New York’s original Yankee Stadium, opened in 1923, was nicknamed “The House That Ruth Built” for good reason. After six seasons as primarily a pitcher (and a successful one) for the Boston Red Sox, Babe Ruth was traded in 1920 to the rival New York Yankees, or really sold. Ruth went on to a Hall of Fame career with the Yankees, hitting the most home runs in Major League Baseball nine seasons (to go along with his having already done so in 1918 and 1919 for the Red Sox).
And he didn’t take long to make his mark, setting the all time record for home runs in a season with 54 his first year with the Yankees in 1920, and surpassing that accomplishment by hitting 59 in 1921. In 1921 and 1922, he led the Yankees to their first ever American League pennants, losing in the World Series both years to the New York Giants, with whom they shared the Polo Grounds.
By this point the Giants let the Yankees know that they were no longer welcome in their ballpark and would have to make other arrangements for the 1923 season. Ruth and the Yankees by now were such a phenomenon that the money was not hard for the team to come by to build a state of the art ballpark to their own specifications, which they proceeded to do in the Bronx, christening it “Yankee Stadium” (though “Ruth Field” had also been considered).
Showing his usual flair for the dramatic, Ruth hit the first ever home run in Yankee Stadium, in the first game played there, against the Red Sox. More importantly, he and the Yankees won their first World Series in the stadium’s very first season of 1923.
The Yankees went on to win a stunning 37 American League pennants and 26 World Series Championships during the years they played at Yankee Stadium from 1923 to 2008. Ruth was joined as a Yankee legend by teammate Lou Gehrig, and then later decades saw Joe DiMaggio, Mickey Mantle, and so many other big names, down to such figures as Derek Jeter in the modern era.
Finally the Yankees moved to a new stadium in 2009, built directly across the street from the old. Though “retro” in style, it was as state of the art for its time as the original Yankee Stadium had been in 1923.
Here are some comparisons between the old and the new stadiums:
* The name was retained, so both are called Yankee Stadium. (The current one sometimes being referred to as “Yankee Stadium II” or “the new Yankee Stadium.”)
* The capacity of the old ballpark was 56,886; that of the new is 52,325.
* The seating in the new ballpark is more “fan friendly.” There are more seats close to the field. The seats are slightly wider, and there is more leg room between rows. The seats have cup holders.
* Foul territory has been shrunk considerably. The primary dimensions of fair territory are the same (318 feet down the left field line, 399 feet to left center, 408 feet to center, 385 feet to right center, 314 feet down the right field line). However, the outfield wall is shaped so as to make home runs slightly easier. This coupled with the diminution of foul territory makes the new stadium more of a “hitter’s park.”
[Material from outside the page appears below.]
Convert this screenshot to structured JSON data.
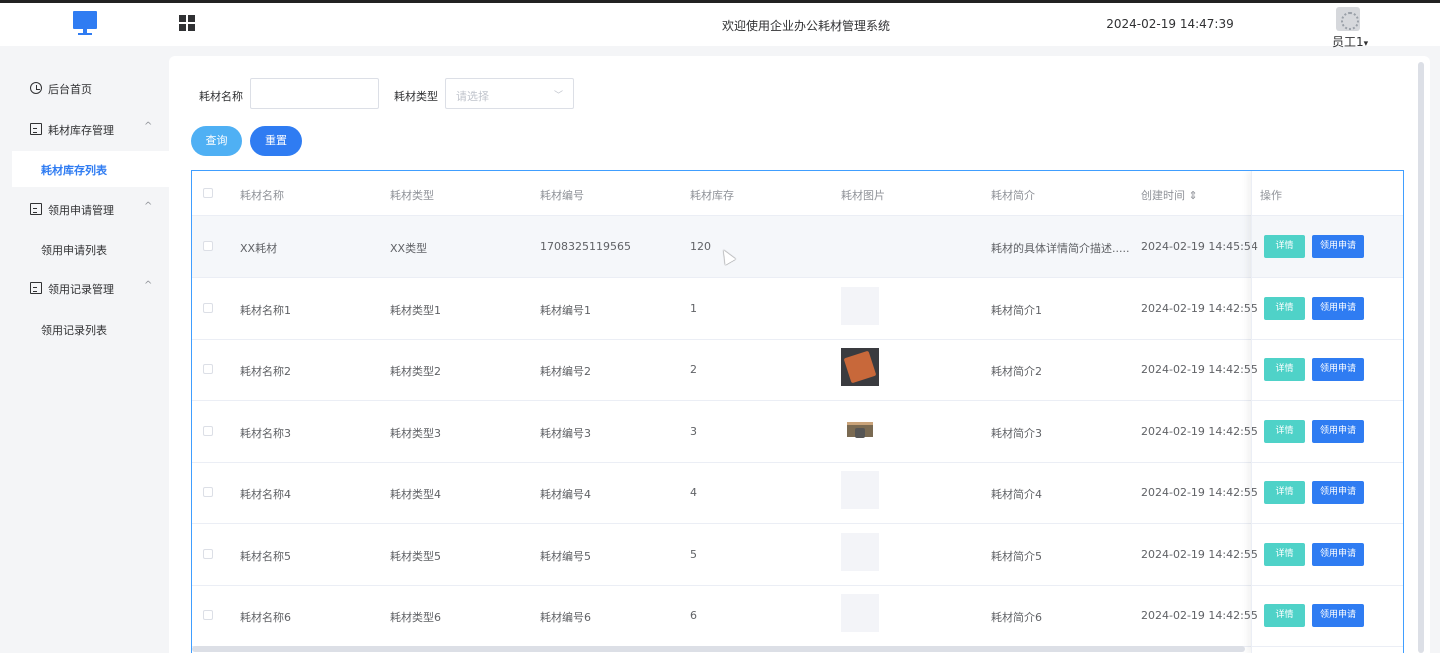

* There are 56 “luxury suites” and 410 “party suites” in the new Yankee Stadium, compared to 19 and zero, respectively, in the old.
* Average concourse width is up from 17 feet to 32 feet.
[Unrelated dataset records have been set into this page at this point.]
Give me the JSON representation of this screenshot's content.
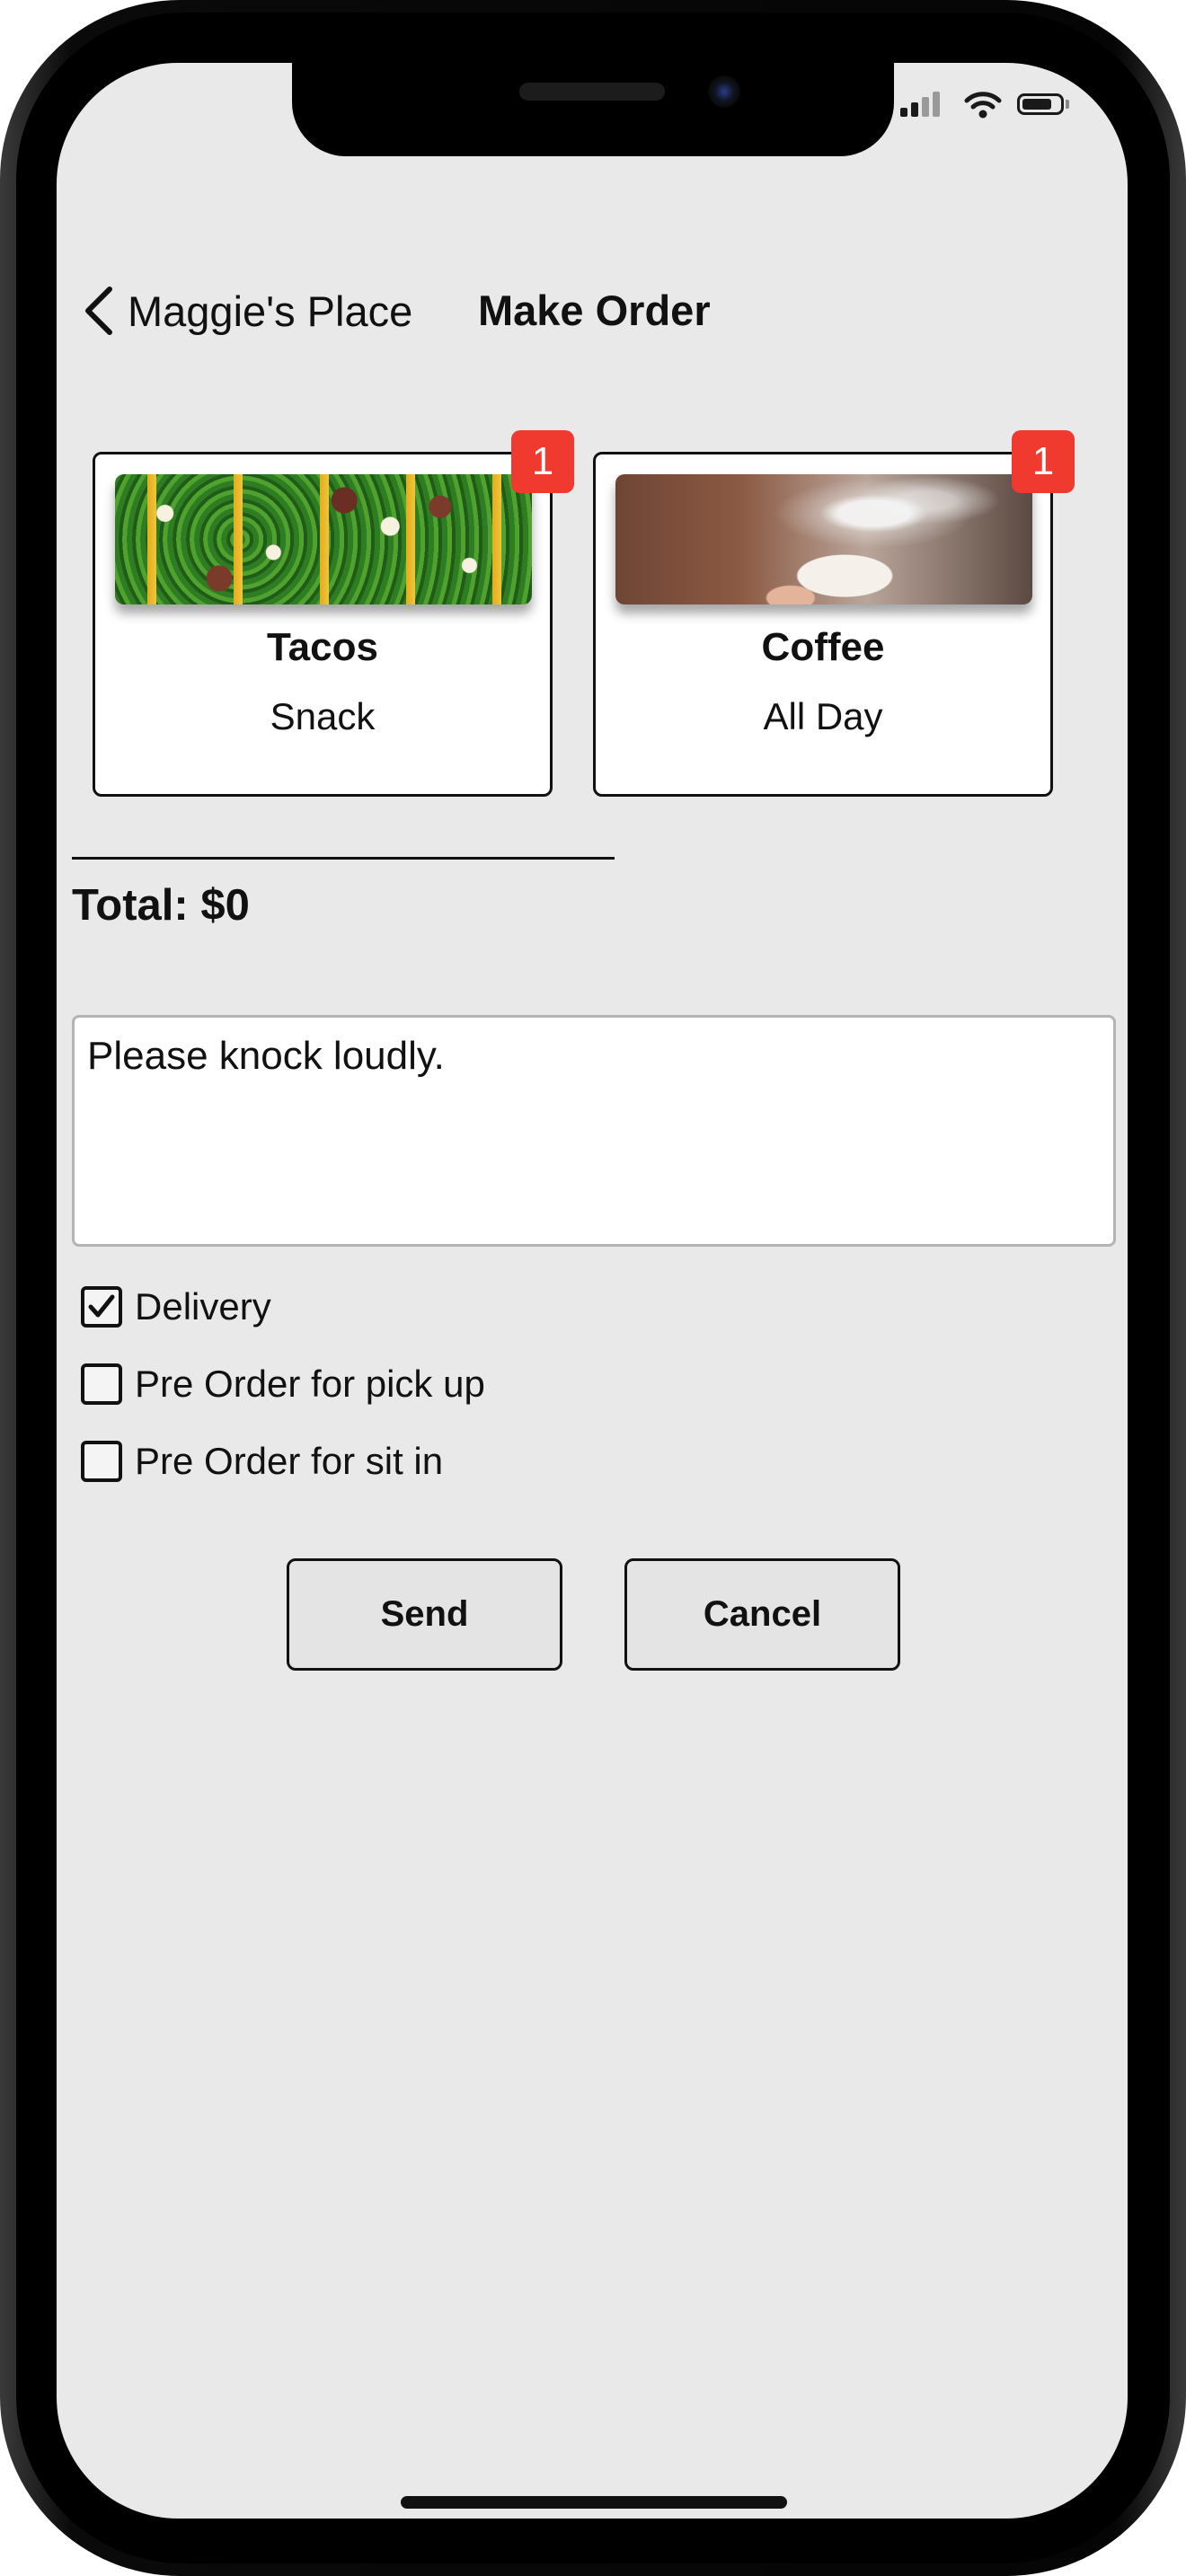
{
  "nav": {
    "back_label": "Maggie's Place",
    "title": "Make Order"
  },
  "items": [
    {
      "name": "Tacos",
      "category": "Snack",
      "count": "1",
      "image": "tacos-photo"
    },
    {
      "name": "Coffee",
      "category": "All Day",
      "count": "1",
      "image": "coffee-photo"
    }
  ],
  "total": "Total: $0",
  "notes": {
    "value": "Please knock loudly."
  },
  "options": [
    {
      "label": "Delivery",
      "checked": true
    },
    {
      "label": "Pre Order for pick up",
      "checked": false
    },
    {
      "label": "Pre Order for sit in",
      "checked": false
    }
  ],
  "buttons": {
    "send": "Send",
    "cancel": "Cancel"
  },
  "colors": {
    "screen_bg": "#e9e9e9",
    "badge": "#f03a2f",
    "button_bg": "#e4e4e4"
  },
  "icons": {
    "back": "chevron-left-icon",
    "signal": "cellular-signal-icon",
    "wifi": "wifi-icon",
    "battery": "battery-icon",
    "check": "checkmark-icon"
  }
}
* Concession stands and vendors have been increased from 1 per 191 fans, to 1 per 117 fans.
* There is now 1 restroom per 60 fans, including 12 “family-style” restrooms, compared to 1 restroom per 89 fans in the old stadium.
* The new stadium features substantially more restaurants, lounges, and souvenir stands.
* There are 16 elevators compared to 3, and the new ballpark is substantially more wheelchair-friendly in general.
* The main scoreboard was 25 feet by 33 feet in the old Yankee Stadium. It is 59 feet by 101 feet in the new, and is high definition.
Oh, and one other similarity: The Yankees remain winners. Just as they won the World Series in 1923 in the old Yankee Stadium’s inaugural season, the Yankees started the era of the new Yankee Stadium off right by winning the 2009 World Series.